Lupine Dreams

Grand Tetons, Wyoming. Lupine and the Teton Range along the Gros Ventre.

There was one image that I had in mind, or actually in my dreams, when I returned to photograph spring in the tetons. I saw an image that brought together the beauty of the Teton range in the background with the beauty of an intense cluster of lupine flowers in the foreground. When I photographed the image above I knew that I was very close. By the time that I found this spot along the Gros Ventre River it was already mid morning and the direct light was too harsh to capture the colors that I wanted, but the location looked right to return another day in better light.

Grand Tetons, Wyoming.

Another morning along a creek to the north I photographed a different stand of lupine. At this location there were vast expanses of lupine, but the range was partially obscured by the tree line. I ended up concentrating on the lupine and the similar tones of the light reflected in the braided creek.

Grand Tetons, Wyoming. Lupine and the Teton Range along the Gros Ventre.

Finally on the last morning of the last day of my trip I was able to return to the lupine along the Gros Ventre and make the image above, which is exactly what I had in my mind. I actually made this image from an island. I had to get out before the sun rose in order to capture the first color against the peaks. This image will be used for the 2009 year at a glance calendar, which I hope will also help bring a little more attention to lupine and lupine communities in our area.

Lupine holds a special place in my thoughts that needs a little explaining. I'm trying to establish, or find, a reasonably large stand of lupine in my home area. There are a variety of species that are threatened and endangered in our area because of the rarity of lupine, including the Karner Blue butterfly. I would love to see an intact lupine community that fosters these rare and precious animals and gives them the chance to gain a better foothold. Each spring I wander looking for new stands of native lupine, checking on the ones that I'm aware of, and finding a home for a seed or two.

To understand the plight and role of lupine you first need to understand one of the primary processes in nature, succession. Succession is a concept in ecology that basically says disturbances in nature are followed by a succession of communities, with each community eventually preparing the way for the next community. "Disturbances" can have a variety of causes, everything from storms to lightening strikes, to fire, to the actions of a bulldozer.

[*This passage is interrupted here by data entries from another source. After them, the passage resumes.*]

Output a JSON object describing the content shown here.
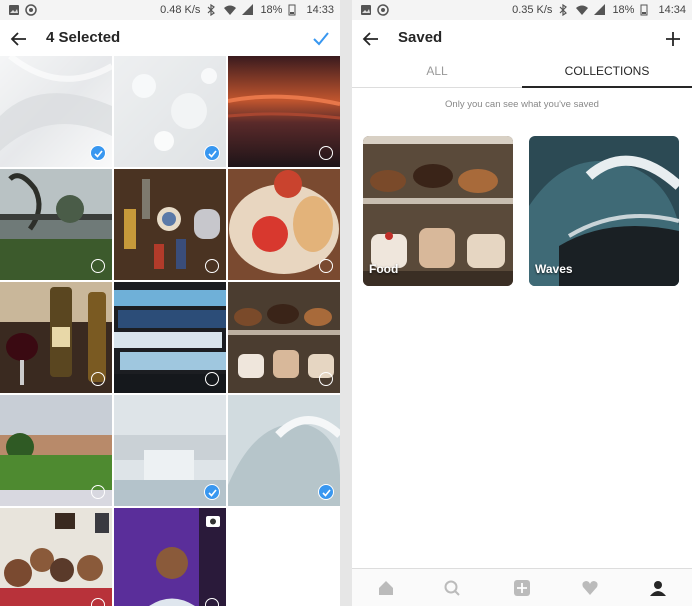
{
  "left_screen": {
    "status": {
      "speed": "0.48 K/s",
      "battery": "18%",
      "time": "14:33"
    },
    "header": {
      "title": "4 Selected"
    },
    "icons": {
      "back": "back-arrow-icon",
      "confirm": "checkmark-icon"
    },
    "accent_color": "#3897f0",
    "grid": [
      {
        "name": "photo-feather",
        "selected": true
      },
      {
        "name": "photo-water-splash",
        "selected": true
      },
      {
        "name": "photo-sunset-water",
        "selected": false
      },
      {
        "name": "photo-rainy-garden",
        "selected": false
      },
      {
        "name": "photo-curios-teapot",
        "selected": false
      },
      {
        "name": "photo-food-plate",
        "selected": false
      },
      {
        "name": "photo-whisky-wine",
        "selected": false
      },
      {
        "name": "photo-books-stack",
        "selected": false
      },
      {
        "name": "photo-cakes-display",
        "selected": false
      },
      {
        "name": "photo-parliament-lawn",
        "selected": false
      },
      {
        "name": "photo-fountain-building",
        "selected": true
      },
      {
        "name": "photo-wave",
        "selected": true
      },
      {
        "name": "photo-friends-selfie",
        "selected": false
      },
      {
        "name": "video-man-portrait",
        "selected": false
      }
    ]
  },
  "right_screen": {
    "status": {
      "speed": "0.35 K/s",
      "battery": "18%",
      "time": "14:34"
    },
    "header": {
      "title": "Saved"
    },
    "icons": {
      "back": "back-arrow-icon",
      "add": "plus-icon"
    },
    "tabs": [
      {
        "label": "ALL",
        "active": false
      },
      {
        "label": "COLLECTIONS",
        "active": true
      }
    ],
    "privacy_note": "Only you can see what you've saved",
    "collections": [
      {
        "label": "Food"
      },
      {
        "label": "Waves"
      }
    ],
    "bottom_nav": [
      "home-icon",
      "search-icon",
      "add-post-icon",
      "heart-icon",
      "profile-icon"
    ]
  }
}
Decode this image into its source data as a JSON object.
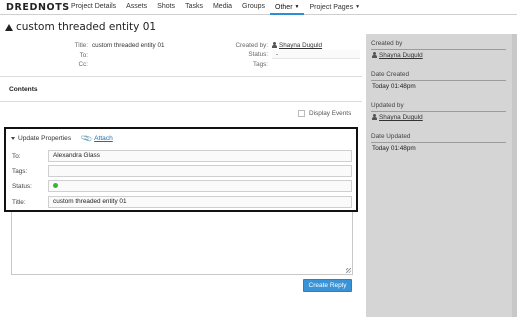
{
  "nav": {
    "brand": "DREDNOTS",
    "items": [
      "Project Details",
      "Assets",
      "Shots",
      "Tasks",
      "Media",
      "Groups",
      "Other",
      "Project Pages"
    ]
  },
  "entity": {
    "title": "custom threaded entity 01",
    "fields": {
      "title_label": "Title:",
      "title_value": "custom threaded entity 01",
      "to_label": "To:",
      "cc_label": "Cc:",
      "created_by_label": "Created by:",
      "created_by_value": "Shayna Duguld",
      "status_label": "Status:",
      "status_value": "-",
      "tags_label": "Tags:"
    }
  },
  "contents": {
    "label": "Contents",
    "display_events_label": "Display Events",
    "display_events_checked": false
  },
  "update_panel": {
    "heading": "Update Properties",
    "attach_label": "Attach",
    "rows": [
      {
        "label": "To:",
        "value": "Alexandra Glass"
      },
      {
        "label": "Tags:",
        "value": ""
      },
      {
        "label": "Status:",
        "value": ""
      },
      {
        "label": "Title:",
        "value": "custom threaded entity 01"
      }
    ],
    "status_color": "#33b833"
  },
  "reply": {
    "button_label": "Create Reply"
  },
  "sidebar": {
    "created_by_label": "Created by",
    "created_by_value": "Shayna Duguld",
    "date_created_label": "Date Created",
    "date_created_value": "Today 01:48pm",
    "updated_by_label": "Updated by",
    "updated_by_value": "Shayna Duguld",
    "date_updated_label": "Date Updated",
    "date_updated_value": "Today 01:48pm"
  },
  "colors": {
    "accent": "#2b8fd6",
    "button": "#3a93d6",
    "sidebar_bg": "#d5d5d5"
  }
}
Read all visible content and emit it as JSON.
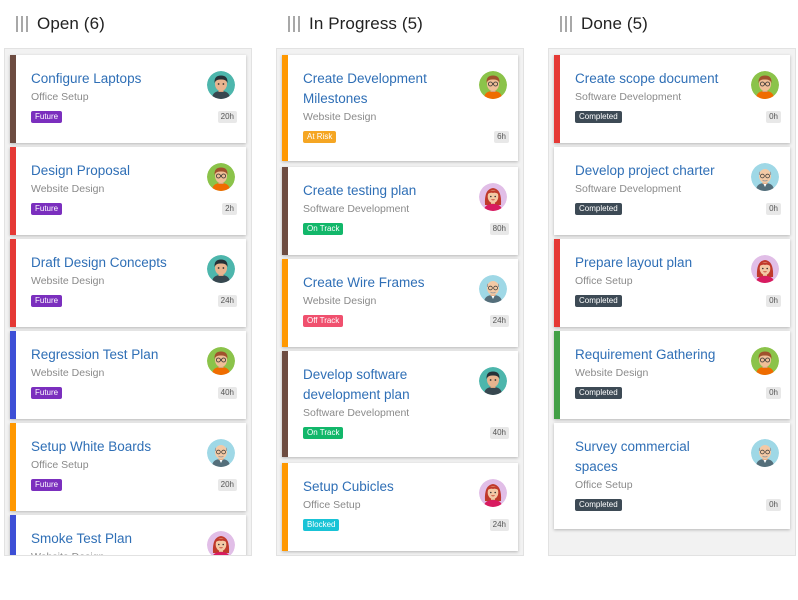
{
  "colors": {
    "brown": "#6d4c41",
    "red": "#e53935",
    "indigo": "#3d4fd6",
    "orange": "#ff9800",
    "green": "#43a047",
    "future": "#7b2fbe",
    "at_risk": "#f5a623",
    "on_track": "#12b76a",
    "off_track": "#f0506e",
    "blocked": "#19c3d6",
    "completed": "#3d4a55"
  },
  "columns": [
    {
      "title": "Open (6)",
      "cards": [
        {
          "title": "Configure Laptops",
          "project": "Office Setup",
          "status": "Future",
          "hours": "20h",
          "accent": "brown",
          "avatar": "man-dark",
          "status_color": "future"
        },
        {
          "title": "Design Proposal",
          "project": "Website Design",
          "status": "Future",
          "hours": "2h",
          "accent": "red",
          "avatar": "man-glasses",
          "status_color": "future"
        },
        {
          "title": "Draft Design Concepts",
          "project": "Website Design",
          "status": "Future",
          "hours": "24h",
          "accent": "red",
          "avatar": "man-dark",
          "status_color": "future"
        },
        {
          "title": "Regression Test Plan",
          "project": "Website Design",
          "status": "Future",
          "hours": "40h",
          "accent": "indigo",
          "avatar": "man-glasses",
          "status_color": "future"
        },
        {
          "title": "Setup White Boards",
          "project": "Office Setup",
          "status": "Future",
          "hours": "20h",
          "accent": "orange",
          "avatar": "man-bald",
          "status_color": "future"
        },
        {
          "title": "Smoke Test Plan",
          "project": "Website Design",
          "status": "",
          "hours": "",
          "accent": "indigo",
          "avatar": "woman",
          "status_color": "future"
        }
      ]
    },
    {
      "title": "In Progress (5)",
      "cards": [
        {
          "title": "Create Development Milestones",
          "project": "Website Design",
          "status": "At Risk",
          "hours": "6h",
          "accent": "orange",
          "avatar": "man-glasses",
          "status_color": "at_risk"
        },
        {
          "title": "Create testing plan",
          "project": "Software Development",
          "status": "On Track",
          "hours": "80h",
          "accent": "brown",
          "avatar": "woman",
          "status_color": "on_track"
        },
        {
          "title": "Create Wire Frames",
          "project": "Website Design",
          "status": "Off Track",
          "hours": "24h",
          "accent": "orange",
          "avatar": "man-bald",
          "status_color": "off_track"
        },
        {
          "title": "Develop software development plan",
          "project": "Software Development",
          "status": "On Track",
          "hours": "40h",
          "accent": "brown",
          "avatar": "man-dark",
          "status_color": "on_track"
        },
        {
          "title": "Setup Cubicles",
          "project": "Office Setup",
          "status": "Blocked",
          "hours": "24h",
          "accent": "orange",
          "avatar": "woman",
          "status_color": "blocked"
        }
      ]
    },
    {
      "title": "Done (5)",
      "cards": [
        {
          "title": "Create scope document",
          "project": "Software Development",
          "status": "Completed",
          "hours": "0h",
          "accent": "red",
          "avatar": "man-glasses",
          "status_color": "completed"
        },
        {
          "title": "Develop project charter",
          "project": "Software Development",
          "status": "Completed",
          "hours": "0h",
          "accent": "",
          "avatar": "man-bald",
          "status_color": "completed"
        },
        {
          "title": "Prepare layout plan",
          "project": "Office Setup",
          "status": "Completed",
          "hours": "0h",
          "accent": "red",
          "avatar": "woman",
          "status_color": "completed"
        },
        {
          "title": "Requirement Gathering",
          "project": "Website Design",
          "status": "Completed",
          "hours": "0h",
          "accent": "green",
          "avatar": "man-glasses",
          "status_color": "completed"
        },
        {
          "title": "Survey commercial spaces",
          "project": "Office Setup",
          "status": "Completed",
          "hours": "0h",
          "accent": "",
          "avatar": "man-bald",
          "status_color": "completed"
        }
      ]
    }
  ]
}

One of the reasons that biodiversity is so important is that it means there is a bank of species that are waiting in the wings to help recover from disturbances. In a healthy environment there are enough species around that when a specific disturbance comes they are available to heal the environment from that problem. Individuals play roles within the community that change the environment of the community. Typically they help reestablish the soil making it possible for new individuals to grow, and then other communities might come in over time and help stabilize the soil so it doesn't get washed or blown away. The next community in time might provide more shade and cover for animals and actually help stabilize the weather in an area. There is a steady stream of communities over time with pioneering individuals that come in and help determine the future of a location.

Lupine are one of the first plants to resettle after the disturbance of a fire. They exist in rugged conditions with little soil and also little or no shade. If you look in the photos above you see that the lupine is in the open growing in rough gravel areas (not much soil). I now find wild lupine growing under power lines and right of ways through old forests where there is constant disturbance and not much growing overhead. Where we live fire was historically part of the natural landscape, and lupine helped recover from fires. But in recent history fires are greatly suppressed through the actions of people. That's led to a decline in the number of lupine plants, and the decline in the lupine has led to the near extinction of several animals.

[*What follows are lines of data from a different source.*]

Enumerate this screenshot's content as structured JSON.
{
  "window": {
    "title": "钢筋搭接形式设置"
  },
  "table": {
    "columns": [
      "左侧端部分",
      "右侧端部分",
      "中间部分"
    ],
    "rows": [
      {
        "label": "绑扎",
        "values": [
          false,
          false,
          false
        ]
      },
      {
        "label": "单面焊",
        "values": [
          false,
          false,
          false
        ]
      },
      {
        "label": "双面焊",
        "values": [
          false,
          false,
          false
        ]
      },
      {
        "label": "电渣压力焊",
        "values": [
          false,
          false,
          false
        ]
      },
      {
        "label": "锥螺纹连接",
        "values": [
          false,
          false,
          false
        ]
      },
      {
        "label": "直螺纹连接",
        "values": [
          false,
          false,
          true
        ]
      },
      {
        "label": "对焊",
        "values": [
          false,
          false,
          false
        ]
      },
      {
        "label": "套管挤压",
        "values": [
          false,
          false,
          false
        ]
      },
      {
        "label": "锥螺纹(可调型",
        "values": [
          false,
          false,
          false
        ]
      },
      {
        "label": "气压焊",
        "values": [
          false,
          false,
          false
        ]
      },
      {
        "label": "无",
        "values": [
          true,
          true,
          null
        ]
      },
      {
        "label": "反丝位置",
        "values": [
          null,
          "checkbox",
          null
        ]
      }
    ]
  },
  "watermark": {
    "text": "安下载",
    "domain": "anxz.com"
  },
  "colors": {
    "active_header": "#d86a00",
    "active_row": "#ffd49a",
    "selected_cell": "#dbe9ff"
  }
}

But I think people are the solution here too. If we understand what is going on we can consciously change directions so that we are providing the conditions for lupine and the community that depends on them both in the wild and in our gardens. Look at the photos above. These are very beautiful plants that can enhance both the lives of the species that depend on them, and our lives as well. By growing lupine in our gardens and letting professionals do controlled burns we can help maintain the resources needed to keep a community alive. What an opportunity, the chance to add beauty to our lives and to foster an entire community!

There is another dimension to this... Succession as a metaphor is itself beautiful. We are all part of a community in space and time. In a healthy environment we all have a chance to provide an influence on our community. Right now we are preparing the way for the next community. As individuals we change the environment of our community, possibly providing the soil and stability for future individuals and communities to take root and grow, to encourage the beautiful individuals of the next generation that will form the next community. What an opportunity, the chance to add beauty to our lives and to foster an entire community!

Charles St. Charles